Data items
++++++++
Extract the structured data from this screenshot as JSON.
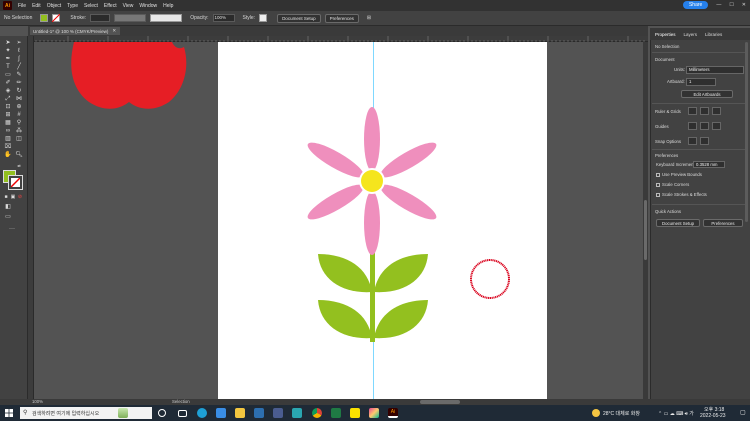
{
  "menubar": {
    "logo": "Ai",
    "items": [
      "File",
      "Edit",
      "Object",
      "Type",
      "Select",
      "Effect",
      "View",
      "Window",
      "Help"
    ],
    "share_label": "Share"
  },
  "controlbar": {
    "selection_label": "No Selection",
    "stroke_label": "Stroke:",
    "opacity_label": "Opacity:",
    "opacity_value": "100%",
    "style_label": "Style:",
    "document_setup": "Document Setup",
    "preferences": "Preferences"
  },
  "document": {
    "tab_title": "Untitled-1* @ 100 % (CMYK/Preview)"
  },
  "panel": {
    "tabs": [
      "Properties",
      "Layers",
      "Libraries"
    ],
    "no_selection": "No Selection",
    "document_heading": "Document",
    "units_label": "Units:",
    "units_value": "Millimeters",
    "artboard_label": "Artboard:",
    "artboard_value": "1",
    "edit_artboards": "Edit Artboards",
    "rulers_grids": "Ruler & Grids",
    "guides": "Guides",
    "snap_options": "Snap Options",
    "preferences_heading": "Preferences",
    "keyboard_increment_label": "Keyboard Increment:",
    "keyboard_increment_value": "0.3528 mm",
    "use_preview_bounds": "Use Preview Bounds",
    "scale_corners": "Scale Corners",
    "scale_strokes": "Scale Strokes & Effects",
    "quick_actions": "Quick Actions",
    "document_setup": "Document Setup",
    "preferences_btn": "Preferences"
  },
  "statusbar": {
    "zoom": "100%",
    "mode": "Selection"
  },
  "taskbar": {
    "search_placeholder": "검색하려면 여기에 입력하십시오",
    "weather": "28°C 대체로 화창",
    "time": "오후 3:18",
    "date": "2022-05-23"
  },
  "colors": {
    "petal": "#ef8fbd",
    "center": "#f5e51d",
    "leaf": "#93c01f",
    "apple": "#e61e25",
    "circle_stroke": "#d9001b",
    "fill_swatch": "#93c01f"
  }
}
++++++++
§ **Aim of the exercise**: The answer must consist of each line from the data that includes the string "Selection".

§ **Solution below**:
    "selection_label": "No Selection",
    "no_selection": "No Selection",
    "mode": "Selection"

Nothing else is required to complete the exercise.